## PROBLEM DETAILS
Read through the listing and copy every line that contains the word "常州市城乡建设领域碳达峰实施方案".

--- RECORDED DATA Enclosed Below ---

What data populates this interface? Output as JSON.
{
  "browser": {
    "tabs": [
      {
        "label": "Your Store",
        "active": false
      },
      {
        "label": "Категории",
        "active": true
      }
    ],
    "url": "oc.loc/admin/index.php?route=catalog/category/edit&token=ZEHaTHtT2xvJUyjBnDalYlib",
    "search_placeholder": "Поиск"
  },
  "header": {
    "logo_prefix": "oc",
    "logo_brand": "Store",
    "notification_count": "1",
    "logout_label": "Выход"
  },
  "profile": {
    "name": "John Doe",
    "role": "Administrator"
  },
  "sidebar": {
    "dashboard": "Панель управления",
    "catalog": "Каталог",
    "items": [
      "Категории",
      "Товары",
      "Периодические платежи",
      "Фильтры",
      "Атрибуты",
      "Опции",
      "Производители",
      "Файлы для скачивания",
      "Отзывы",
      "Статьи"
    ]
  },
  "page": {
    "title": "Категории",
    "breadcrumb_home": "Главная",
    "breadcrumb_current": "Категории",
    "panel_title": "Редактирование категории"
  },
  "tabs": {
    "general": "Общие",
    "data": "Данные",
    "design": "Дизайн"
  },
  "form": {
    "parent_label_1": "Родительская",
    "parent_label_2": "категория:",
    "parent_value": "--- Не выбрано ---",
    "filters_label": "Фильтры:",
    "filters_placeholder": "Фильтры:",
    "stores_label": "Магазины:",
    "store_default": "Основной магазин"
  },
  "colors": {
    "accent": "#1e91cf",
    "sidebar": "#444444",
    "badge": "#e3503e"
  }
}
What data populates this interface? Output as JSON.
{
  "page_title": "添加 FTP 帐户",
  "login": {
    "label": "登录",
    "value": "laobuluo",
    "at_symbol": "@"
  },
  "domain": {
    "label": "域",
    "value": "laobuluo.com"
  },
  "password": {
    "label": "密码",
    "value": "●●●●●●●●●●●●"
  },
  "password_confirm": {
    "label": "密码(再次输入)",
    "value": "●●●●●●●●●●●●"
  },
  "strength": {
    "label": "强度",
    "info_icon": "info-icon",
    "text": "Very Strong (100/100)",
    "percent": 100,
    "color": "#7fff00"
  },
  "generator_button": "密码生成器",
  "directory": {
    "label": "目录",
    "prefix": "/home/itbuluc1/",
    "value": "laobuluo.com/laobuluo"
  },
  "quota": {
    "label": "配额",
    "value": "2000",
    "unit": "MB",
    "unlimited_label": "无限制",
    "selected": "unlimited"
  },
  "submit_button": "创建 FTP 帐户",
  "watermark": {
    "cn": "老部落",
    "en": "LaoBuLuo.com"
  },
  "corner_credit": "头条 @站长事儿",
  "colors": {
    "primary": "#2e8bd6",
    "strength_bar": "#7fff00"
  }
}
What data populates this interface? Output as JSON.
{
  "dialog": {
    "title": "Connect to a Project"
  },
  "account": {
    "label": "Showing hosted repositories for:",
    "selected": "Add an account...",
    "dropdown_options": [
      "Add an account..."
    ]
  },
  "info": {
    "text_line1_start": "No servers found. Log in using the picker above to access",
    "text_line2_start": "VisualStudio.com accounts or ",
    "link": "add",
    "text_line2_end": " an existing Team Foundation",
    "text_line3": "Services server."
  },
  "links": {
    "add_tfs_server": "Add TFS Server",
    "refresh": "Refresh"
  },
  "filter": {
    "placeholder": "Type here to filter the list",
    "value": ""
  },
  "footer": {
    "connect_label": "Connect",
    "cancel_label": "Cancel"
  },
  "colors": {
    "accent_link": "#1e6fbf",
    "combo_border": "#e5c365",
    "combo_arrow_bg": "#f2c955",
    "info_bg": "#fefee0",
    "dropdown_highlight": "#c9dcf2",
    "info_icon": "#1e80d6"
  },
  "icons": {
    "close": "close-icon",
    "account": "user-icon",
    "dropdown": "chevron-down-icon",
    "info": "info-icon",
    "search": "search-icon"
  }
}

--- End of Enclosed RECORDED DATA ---
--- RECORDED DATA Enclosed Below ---

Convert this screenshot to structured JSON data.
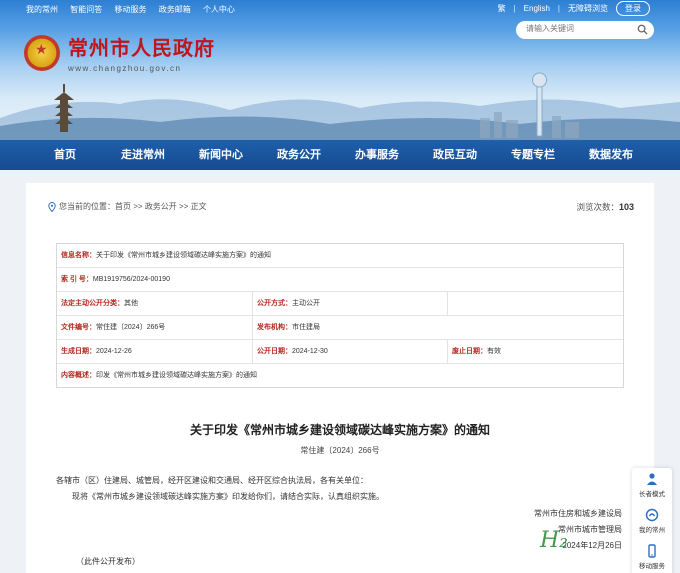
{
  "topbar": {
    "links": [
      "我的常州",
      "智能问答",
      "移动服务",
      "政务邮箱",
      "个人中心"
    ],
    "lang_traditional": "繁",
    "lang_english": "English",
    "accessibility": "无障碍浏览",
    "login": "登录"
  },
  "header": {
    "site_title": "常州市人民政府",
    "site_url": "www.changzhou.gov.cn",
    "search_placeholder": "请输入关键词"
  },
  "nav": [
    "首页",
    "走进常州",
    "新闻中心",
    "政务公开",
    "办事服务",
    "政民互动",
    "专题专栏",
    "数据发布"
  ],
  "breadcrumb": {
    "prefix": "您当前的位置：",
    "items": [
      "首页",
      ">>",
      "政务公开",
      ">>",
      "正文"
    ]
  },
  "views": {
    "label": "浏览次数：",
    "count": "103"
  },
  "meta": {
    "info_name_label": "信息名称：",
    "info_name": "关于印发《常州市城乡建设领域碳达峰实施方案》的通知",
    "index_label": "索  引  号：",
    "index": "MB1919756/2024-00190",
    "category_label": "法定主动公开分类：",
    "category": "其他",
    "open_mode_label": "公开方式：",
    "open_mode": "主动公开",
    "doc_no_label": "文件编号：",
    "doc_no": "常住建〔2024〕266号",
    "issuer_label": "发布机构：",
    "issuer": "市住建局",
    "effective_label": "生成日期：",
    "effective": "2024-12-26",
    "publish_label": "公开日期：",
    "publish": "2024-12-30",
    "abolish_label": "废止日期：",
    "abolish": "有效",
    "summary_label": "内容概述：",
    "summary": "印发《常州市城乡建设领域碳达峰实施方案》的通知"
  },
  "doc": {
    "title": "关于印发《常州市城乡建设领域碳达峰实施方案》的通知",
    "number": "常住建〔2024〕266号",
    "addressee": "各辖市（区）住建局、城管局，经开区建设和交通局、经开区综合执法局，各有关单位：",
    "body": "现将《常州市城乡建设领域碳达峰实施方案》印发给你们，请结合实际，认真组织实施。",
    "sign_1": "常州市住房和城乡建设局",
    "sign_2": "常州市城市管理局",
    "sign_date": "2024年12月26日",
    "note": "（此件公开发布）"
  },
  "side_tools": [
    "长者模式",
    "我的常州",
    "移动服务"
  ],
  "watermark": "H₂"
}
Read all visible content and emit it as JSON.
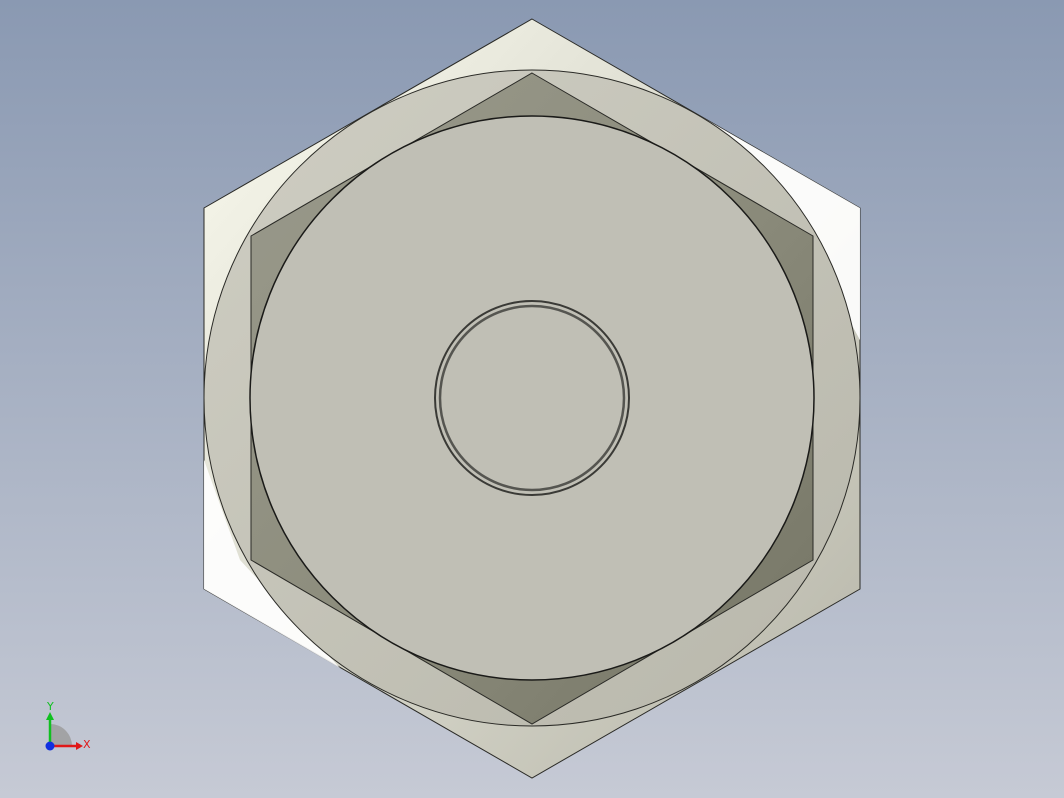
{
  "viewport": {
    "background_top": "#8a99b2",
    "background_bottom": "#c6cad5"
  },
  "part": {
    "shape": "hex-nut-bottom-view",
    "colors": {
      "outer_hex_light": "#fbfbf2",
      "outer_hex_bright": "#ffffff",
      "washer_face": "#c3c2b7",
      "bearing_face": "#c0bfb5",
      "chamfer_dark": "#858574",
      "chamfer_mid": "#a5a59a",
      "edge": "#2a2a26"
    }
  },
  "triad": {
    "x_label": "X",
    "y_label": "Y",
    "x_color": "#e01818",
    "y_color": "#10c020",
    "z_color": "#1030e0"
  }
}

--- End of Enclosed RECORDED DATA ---

## SOLVED PROBLEM
    "info_name": "关于印发《常州市城乡建设领域碳达峰实施方案》的通知",
    "summary": "印发《常州市城乡建设领域碳达峰实施方案》的通知"
    "title": "关于印发《常州市城乡建设领域碳达峰实施方案》的通知",
    "body": "现将《常州市城乡建设领域碳达峰实施方案》印发给你们，请结合实际，认真组织实施。",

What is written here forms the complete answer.